That’s what two sources briefed on the issue told The Information, but Uber isn’t divulging what led to the Tempe, Arizona collision. What it will admit to, however, is the hiring of a former National Transportation Safety Board chair to examine the safety of its self-driving vehicle program.
Uber suspended testing following the March crash. In the aftermath, a video showing the seconds leading up to the impact revealed a vehicle that didn’t react to the victim crossing its path on a darkened road. The Volvo’s headlights pick up Herzberg an instant before the collision, but it’s the forward-facing radar and 360-degree rooftop LIDAR unit that should have identified the woman as an object to be avoided.
Lidar supplier Velodyne denied any flaw in its product following the fatal crash.
Blame the software, the sources claim. Uber reportedly tuned its software to aggressively ignore what the sensors determined to be “false positives,” thus ensuring a smooth ride with fewer unnecessary course corrections or brake applications. An errant plastic shopping bag counts as a false positive. As far as the car’s software was concerned, Herzberg was just such an object, the sources stated.
Uber declined to comment on these claims. On Monday, the company announced the hiring of a safety expert to oversee its autonomous vehicle program.
“We have initiated a top-to-bottom safety review of our self-driving vehicles program, and we have brought on former NTSB Chair Christopher Hart to advise us on our overall safety culture,” Uber said. “Our review is looking at everything from the safety of our system to our training processes for vehicle operators, and we hope to have more to say soon.”
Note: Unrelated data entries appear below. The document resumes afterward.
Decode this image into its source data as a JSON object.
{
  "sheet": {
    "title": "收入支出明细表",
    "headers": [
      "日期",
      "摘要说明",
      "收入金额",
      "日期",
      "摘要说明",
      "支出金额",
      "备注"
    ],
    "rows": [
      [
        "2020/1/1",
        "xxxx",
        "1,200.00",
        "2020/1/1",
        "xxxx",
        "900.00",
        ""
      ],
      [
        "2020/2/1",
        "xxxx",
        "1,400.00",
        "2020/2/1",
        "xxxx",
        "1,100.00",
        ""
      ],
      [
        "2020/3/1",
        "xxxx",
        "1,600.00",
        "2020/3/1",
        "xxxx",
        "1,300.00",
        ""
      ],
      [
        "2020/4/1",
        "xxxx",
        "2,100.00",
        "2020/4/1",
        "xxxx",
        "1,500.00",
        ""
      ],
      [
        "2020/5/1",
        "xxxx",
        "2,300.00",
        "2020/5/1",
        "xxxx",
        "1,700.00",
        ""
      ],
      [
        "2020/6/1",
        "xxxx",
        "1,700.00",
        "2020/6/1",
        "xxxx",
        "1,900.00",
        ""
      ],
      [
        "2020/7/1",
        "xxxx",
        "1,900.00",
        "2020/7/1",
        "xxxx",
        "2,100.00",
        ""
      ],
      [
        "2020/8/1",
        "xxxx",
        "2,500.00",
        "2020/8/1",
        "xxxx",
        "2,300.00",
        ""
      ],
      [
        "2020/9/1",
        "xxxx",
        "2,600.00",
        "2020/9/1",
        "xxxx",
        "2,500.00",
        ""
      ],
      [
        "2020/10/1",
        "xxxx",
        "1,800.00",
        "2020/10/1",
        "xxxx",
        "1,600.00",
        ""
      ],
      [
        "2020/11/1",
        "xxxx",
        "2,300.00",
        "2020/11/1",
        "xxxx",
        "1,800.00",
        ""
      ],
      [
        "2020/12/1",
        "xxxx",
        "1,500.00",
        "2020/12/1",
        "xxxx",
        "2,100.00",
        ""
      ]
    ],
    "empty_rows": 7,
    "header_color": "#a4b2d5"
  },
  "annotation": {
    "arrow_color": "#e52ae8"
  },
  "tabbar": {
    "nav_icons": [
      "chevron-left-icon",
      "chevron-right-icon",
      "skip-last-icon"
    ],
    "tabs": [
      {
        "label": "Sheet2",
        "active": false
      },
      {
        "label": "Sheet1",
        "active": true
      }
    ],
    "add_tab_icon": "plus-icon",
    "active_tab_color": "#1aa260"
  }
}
A preliminary report on the Tempe crash should emerge from the NTSB “in the coming weeks,” a spokesperson told Reuters.